There’s a class of criticism of Atheism+ that says, “Oh, they shouldn’t co-opt the word ‘atheist’. They should just call themselves what they are, ‘Feminism+’.” Or “We wouldn’t be so upset if they’d just be honest and call themselves, ‘Feminism+’.” We’re not really atheists, you see. Because we’re feminists. And if we don’t clearly label themselves as feminists–instead of atheists–we’re being dishonest and misleading the people watching them.
It took me a while, but I finally figured out what was so familiar about it. It’s the one-drop rule rewritten for our situation.
Now, before we go any further, let’s set out the limits of this analogy. Noting that these ideas have common intellectual underpinnings and implications does not mean that they have similar consequences or that the social milieus in which they happen contain similar threats.
What is does do is strongly suggest that “atheism” is a word that conveys certain…yeah, that’s right: privileges. It further implies that feminism is to be viewed as a taint that disqualifies one from claiming those privileges.
What are those privileges? I’m not entirely sure, as this atheism purity test has only been around a few weeks in its current, blatant form. I can make some judgments, though, based on the behavior of those who have always been around asking why bloggers don’t stop talking about feminism in favor of only talking about atheism (and science, politics, and logic, which apparently don’t taint atheism).
Atheism confers the privilege to speak and be heard, obviously, because the taint of feminism removes that. It confers some right to consider one’s self superior to the “sheep”, or at least to be considered rational and thoughtful as a default. It confers the privilege of being treated with politeness and even deference by the untainted while simultaneously being abusive. It confers an absolute right to shape the future of our shared movement, irrespective of education or skills.
Atheism, as it turns out, is pretty kick-ass. I want to be an atheist.
Sadly, that will never be. You see, in addition to:
- Hosting a radio show that represents atheists to our local community
- Writing about the power dynamics of religion
- Teaching college students about religious skepticism

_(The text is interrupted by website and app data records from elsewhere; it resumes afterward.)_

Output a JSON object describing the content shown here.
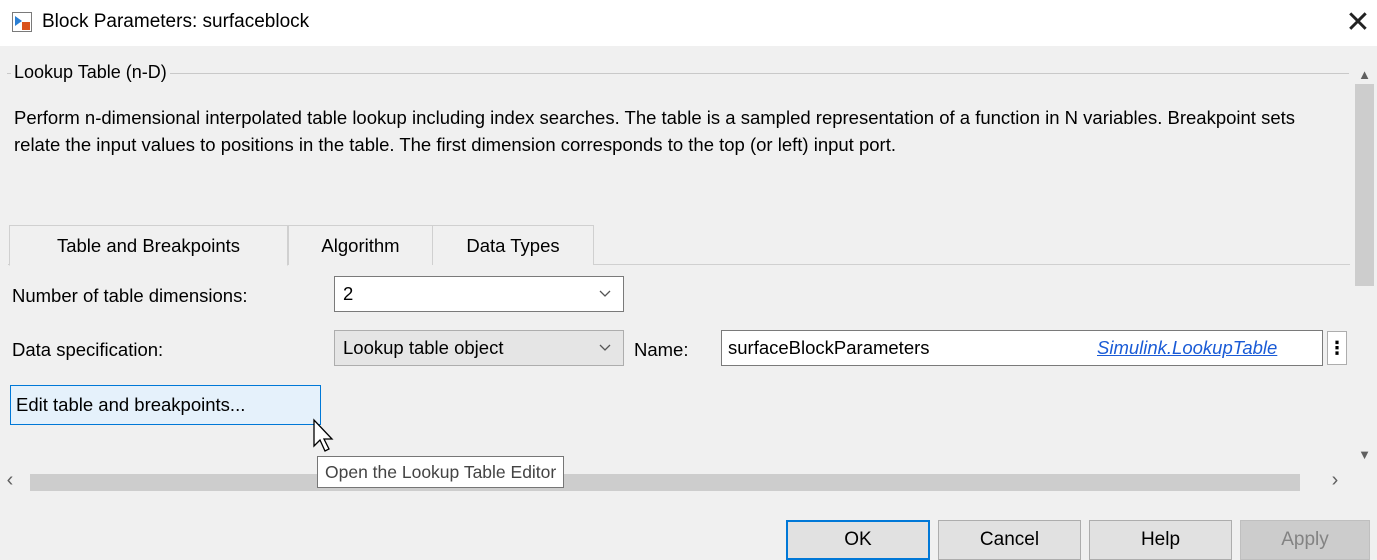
{
  "window": {
    "title": "Block Parameters: surfaceblock",
    "icon": "simulink-block-icon",
    "close_icon": "close-icon"
  },
  "group": {
    "legend": "Lookup Table (n-D)",
    "description": "Perform n-dimensional interpolated table lookup including index searches. The table is a sampled representation of a function in N variables. Breakpoint sets relate the input values to positions in the table. The first dimension corresponds to the top (or left) input port."
  },
  "tabs": [
    {
      "label": "Table and Breakpoints",
      "active": true
    },
    {
      "label": "Algorithm",
      "active": false
    },
    {
      "label": "Data Types",
      "active": false
    }
  ],
  "form": {
    "dimensions_label": "Number of table dimensions:",
    "dimensions_value": "2",
    "data_spec_label": "Data specification:",
    "data_spec_value": "Lookup table object",
    "name_label": "Name:",
    "name_value": "surfaceBlockParameters",
    "name_type_link": "Simulink.LookupTable",
    "more_button_icon": "vertical-ellipsis-icon"
  },
  "edit_button_label": "Edit table and breakpoints...",
  "tooltip": "Open the Lookup Table Editor",
  "buttons": {
    "ok": "OK",
    "cancel": "Cancel",
    "help": "Help",
    "apply": "Apply"
  },
  "colors": {
    "accent": "#0078d7",
    "link": "#1a5bd6",
    "background": "#f0f0f0"
  }
}
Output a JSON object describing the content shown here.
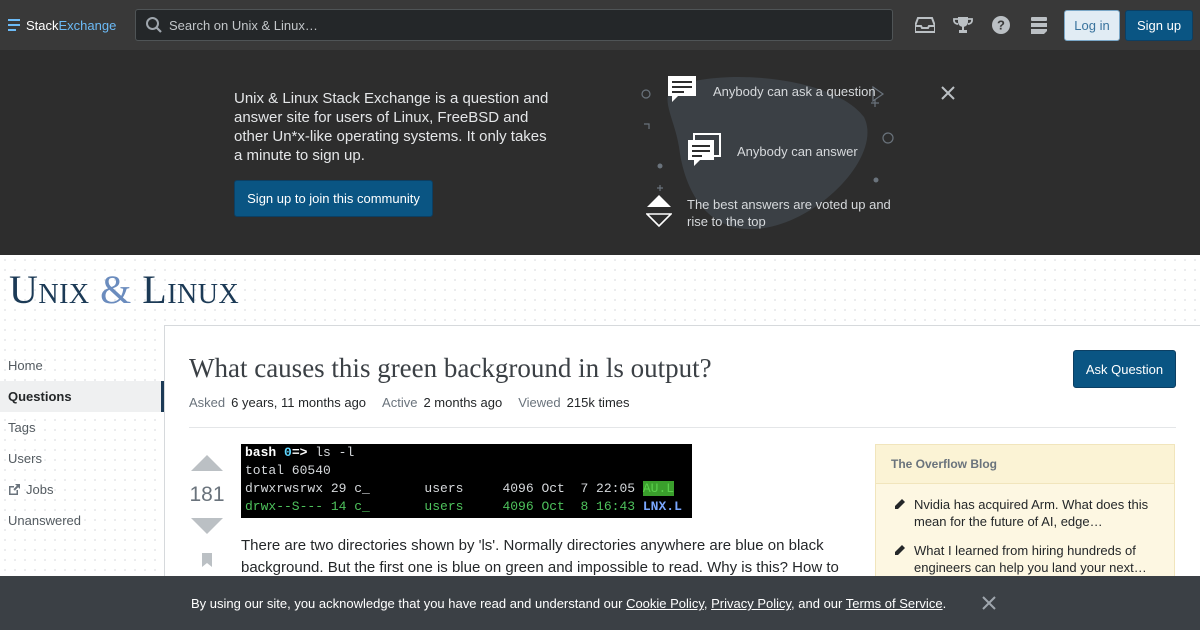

- Speaking about science, critical thinking, and secularism at conventions and conferences both inside and outside the movement
- Maintaining membership in several secular organizations
- Raising money for my local atheist group
- Promoting the events of my local atheist group
- Promoting actions people can take to make their voices heard by politicians
- Making sure my political representatives know where I stand on issues of secularism
- Working for and donating to political candidates who oppose the Right’s theocratic inclinations
- Promoting other writers and speakers within the movement
- Writing a blog where people can show up on a daily basis and feel a little less alone
I…where was I? Oh, right. In addition to all those things and some more that I got tired of typing out, I am also a feminist.
Therefore, I am not an atheist. I don’t get to speak and be heard, be assumed to be rational, be entitled to decent treatment, to have a say in how our movement progresses.
Greta Christina, with her popular book on the topic and regular features about atheism on numerous sites? Not an atheist. Jen McCreight, with her seat on the board of the Secular Student Alliance? Not an atheist. Ophelia Benson, with her multiple books and her knack for getting people to look at what is going on in Muslim theocracies? Not an atheist. PZ Myers, with his raft of conversions among readers of his blog who came to argue and stayed to think? Not an atheist.
No, you see, we’re feminists. No matter how much we do as atheists, we’re feminists. If we call ourselves “atheist”, we’re being dishonest. We’re lying. We’re hiding the truth from…whomever the self-proclaimed keepers of those privileges are who are so affronted by the idea that they might hand something to someone unworthy. Someone made unworthy by feminism.
Many of the people who want us to be more “honest” about atheism+ will tell-you they’re not anti-feminist. If that were true, feminism would hold the same place that philosophy or science or secularism has. Feminism is, after all, another common path to accepting atheism. Pointing out the misogyny of most organized religion is another means we use to justify fighting its influence. Important atheist thought and activism came out of the various waves of feminism.
Needless to say, that isn’t the position feminism currently holds within atheism as a movement. The idea of putting feminism in that place is what’s causing the current ridiculous commotion. And whatever people are saying about their feelings about feminism, their actions are telling this: Feminism, to them, is a contaminant. It is a disqualification from participation in atheism, because allowing the two to mix produces something that is no longer pure enough to be called atheism.
And they need us to be honest about feminism so they can continue their quest to push us out.
Image via Surly-Ramics. Used with permission. Some rights reserved.